Designed to control the town, railways and mines,
the fort had two bastions for long-range guns
linked by earth ramparts. Convict labour
excavated and loaded rock and soil
from the northern slopes.

Plaque (see above) by the Egoli Heritage Trust


On 31 May 1900
the South Australian Mounted Rifles took the
surrender of The Fort. The first to enter were
Sgt.Maj. J.R. Read and Cpl. H.H. "Breaker"
Morant. Thereafter it was garrisoned by the
Cheshire Regiment which retained the
captured South African Republic (Z.A.R.)
flag, the "Vierkleur", amongst
its trophies.

All truncated references not fully cited below are those of Joanna Walker's original text and cited in full in the 'Bibliography' entry of the Lexicon.

Writings about this entry

Gardiner, KEF. 1969A visit to the Old Fort, Johannesburg. Lantern in December. pp 84-88
Bakker, Karel A, Clarke, Nicholas J & Fisher, Roger C. 2014. Eclectic ZA Wilhelmiens : A shared Dutch built heritage in South Africa.

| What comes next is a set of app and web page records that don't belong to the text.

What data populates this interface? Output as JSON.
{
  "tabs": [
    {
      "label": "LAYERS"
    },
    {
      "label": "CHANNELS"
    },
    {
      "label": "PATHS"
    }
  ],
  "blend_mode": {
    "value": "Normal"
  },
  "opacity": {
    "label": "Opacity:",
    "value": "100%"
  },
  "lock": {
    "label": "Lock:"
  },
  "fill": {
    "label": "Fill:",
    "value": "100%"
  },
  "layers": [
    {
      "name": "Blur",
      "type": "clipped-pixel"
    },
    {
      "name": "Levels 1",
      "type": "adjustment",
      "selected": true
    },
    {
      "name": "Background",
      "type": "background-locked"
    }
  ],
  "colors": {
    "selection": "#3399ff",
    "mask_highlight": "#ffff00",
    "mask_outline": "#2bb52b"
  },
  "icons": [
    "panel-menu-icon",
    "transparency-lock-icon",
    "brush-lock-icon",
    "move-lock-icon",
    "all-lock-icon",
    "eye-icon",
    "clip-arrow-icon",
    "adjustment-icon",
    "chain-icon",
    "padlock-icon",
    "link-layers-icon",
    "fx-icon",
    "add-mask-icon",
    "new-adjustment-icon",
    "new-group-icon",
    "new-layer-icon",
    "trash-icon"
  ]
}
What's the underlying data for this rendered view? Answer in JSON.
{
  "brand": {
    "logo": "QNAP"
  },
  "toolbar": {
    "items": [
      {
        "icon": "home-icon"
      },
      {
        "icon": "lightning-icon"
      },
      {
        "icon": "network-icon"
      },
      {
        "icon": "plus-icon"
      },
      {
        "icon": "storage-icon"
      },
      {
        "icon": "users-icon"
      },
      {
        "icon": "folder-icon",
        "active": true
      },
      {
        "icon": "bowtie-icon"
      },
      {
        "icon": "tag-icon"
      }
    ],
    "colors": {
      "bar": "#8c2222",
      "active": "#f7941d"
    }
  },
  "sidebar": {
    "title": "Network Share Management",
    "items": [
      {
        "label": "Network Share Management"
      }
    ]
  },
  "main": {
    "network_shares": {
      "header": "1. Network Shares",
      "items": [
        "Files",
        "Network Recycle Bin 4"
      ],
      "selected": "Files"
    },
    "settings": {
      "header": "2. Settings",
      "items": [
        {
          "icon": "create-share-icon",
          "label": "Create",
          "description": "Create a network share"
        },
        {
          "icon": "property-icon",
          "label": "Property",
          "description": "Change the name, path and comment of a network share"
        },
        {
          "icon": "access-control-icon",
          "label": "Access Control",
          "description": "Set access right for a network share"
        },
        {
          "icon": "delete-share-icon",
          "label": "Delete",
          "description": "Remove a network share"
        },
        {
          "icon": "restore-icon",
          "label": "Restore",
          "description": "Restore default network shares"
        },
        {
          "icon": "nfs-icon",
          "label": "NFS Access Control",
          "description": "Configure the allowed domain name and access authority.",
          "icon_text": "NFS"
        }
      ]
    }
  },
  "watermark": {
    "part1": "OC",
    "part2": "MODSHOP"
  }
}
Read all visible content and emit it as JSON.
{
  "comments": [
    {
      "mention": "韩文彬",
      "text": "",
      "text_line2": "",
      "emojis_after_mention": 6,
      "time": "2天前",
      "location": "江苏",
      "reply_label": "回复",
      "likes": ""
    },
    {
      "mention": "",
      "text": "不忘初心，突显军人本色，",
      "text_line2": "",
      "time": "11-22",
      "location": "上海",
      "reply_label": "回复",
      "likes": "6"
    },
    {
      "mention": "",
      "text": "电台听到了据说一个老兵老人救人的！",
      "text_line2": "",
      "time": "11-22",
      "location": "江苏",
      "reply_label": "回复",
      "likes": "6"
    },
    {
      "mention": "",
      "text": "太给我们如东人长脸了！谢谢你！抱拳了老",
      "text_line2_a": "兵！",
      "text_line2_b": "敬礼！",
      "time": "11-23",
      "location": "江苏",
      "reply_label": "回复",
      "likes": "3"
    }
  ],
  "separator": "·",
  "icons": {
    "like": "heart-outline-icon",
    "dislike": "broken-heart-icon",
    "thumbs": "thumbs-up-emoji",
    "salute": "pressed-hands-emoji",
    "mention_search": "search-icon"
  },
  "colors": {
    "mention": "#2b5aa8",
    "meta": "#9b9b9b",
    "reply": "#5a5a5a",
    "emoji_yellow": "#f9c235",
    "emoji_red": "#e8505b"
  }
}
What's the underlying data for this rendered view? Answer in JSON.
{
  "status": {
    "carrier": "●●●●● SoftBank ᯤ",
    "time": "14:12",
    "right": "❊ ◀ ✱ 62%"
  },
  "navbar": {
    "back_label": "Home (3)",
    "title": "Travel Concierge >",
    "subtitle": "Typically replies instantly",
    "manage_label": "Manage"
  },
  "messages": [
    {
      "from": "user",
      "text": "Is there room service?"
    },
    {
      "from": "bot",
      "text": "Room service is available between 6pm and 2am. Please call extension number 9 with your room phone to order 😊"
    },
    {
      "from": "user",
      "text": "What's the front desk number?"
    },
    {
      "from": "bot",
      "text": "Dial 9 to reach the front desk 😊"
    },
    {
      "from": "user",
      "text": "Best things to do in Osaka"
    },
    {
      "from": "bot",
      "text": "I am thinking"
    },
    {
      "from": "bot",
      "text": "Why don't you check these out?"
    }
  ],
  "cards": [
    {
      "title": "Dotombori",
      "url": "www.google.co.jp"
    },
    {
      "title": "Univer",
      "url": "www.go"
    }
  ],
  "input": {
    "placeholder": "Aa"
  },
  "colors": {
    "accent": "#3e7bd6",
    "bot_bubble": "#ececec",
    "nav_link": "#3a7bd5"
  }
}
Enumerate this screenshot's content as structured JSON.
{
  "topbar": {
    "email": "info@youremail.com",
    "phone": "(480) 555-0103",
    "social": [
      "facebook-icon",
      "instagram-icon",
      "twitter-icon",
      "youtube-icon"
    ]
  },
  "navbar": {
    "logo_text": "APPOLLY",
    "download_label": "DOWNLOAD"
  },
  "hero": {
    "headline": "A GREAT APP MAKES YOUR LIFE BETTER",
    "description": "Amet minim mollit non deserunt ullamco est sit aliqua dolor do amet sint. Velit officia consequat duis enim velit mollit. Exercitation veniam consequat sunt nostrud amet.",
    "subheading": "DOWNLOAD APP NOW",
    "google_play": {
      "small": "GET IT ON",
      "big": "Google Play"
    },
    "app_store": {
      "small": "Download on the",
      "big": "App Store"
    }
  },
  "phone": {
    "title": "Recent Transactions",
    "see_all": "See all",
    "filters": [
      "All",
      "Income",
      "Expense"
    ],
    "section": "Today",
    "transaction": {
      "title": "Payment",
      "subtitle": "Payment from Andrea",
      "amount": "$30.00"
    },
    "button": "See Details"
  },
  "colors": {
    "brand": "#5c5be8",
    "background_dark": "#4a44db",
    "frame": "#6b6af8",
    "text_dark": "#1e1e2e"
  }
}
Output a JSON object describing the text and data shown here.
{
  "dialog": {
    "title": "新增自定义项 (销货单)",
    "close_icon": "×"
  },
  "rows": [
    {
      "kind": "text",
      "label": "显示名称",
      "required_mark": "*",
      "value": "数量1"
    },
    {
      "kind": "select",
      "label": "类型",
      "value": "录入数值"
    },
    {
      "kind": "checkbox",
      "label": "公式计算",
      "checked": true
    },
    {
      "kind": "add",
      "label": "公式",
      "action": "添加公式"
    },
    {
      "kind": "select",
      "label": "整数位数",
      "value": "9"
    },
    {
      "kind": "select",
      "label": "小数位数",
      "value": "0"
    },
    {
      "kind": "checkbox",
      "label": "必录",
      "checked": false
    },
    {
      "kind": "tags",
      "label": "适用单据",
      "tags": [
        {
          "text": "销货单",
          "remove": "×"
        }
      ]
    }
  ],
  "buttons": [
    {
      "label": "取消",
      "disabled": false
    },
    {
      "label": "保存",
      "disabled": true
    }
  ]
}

Pretoria: Visual Books. pg 83-85, 165, 195
Chilvers, Hedley A. 1929. Out of the Crucible. Being the romantic story of the Witwatersrand Goldfields; and of the Great City which arose in their midst (with sixteen drawings by William M. TIMLIN). London: Cassell. pg 210 opp
Gaylard, Shaun & McDougall, Brett . 2022. RSA 365 : 365 Drawings of South African Architecture. Johannesburg: Blank Ink Design. pg 66 ill
Greig, Doreen. 1971. A Guide to Architecture in South Africa. Cape Town: Howard Timmins. pg 131-132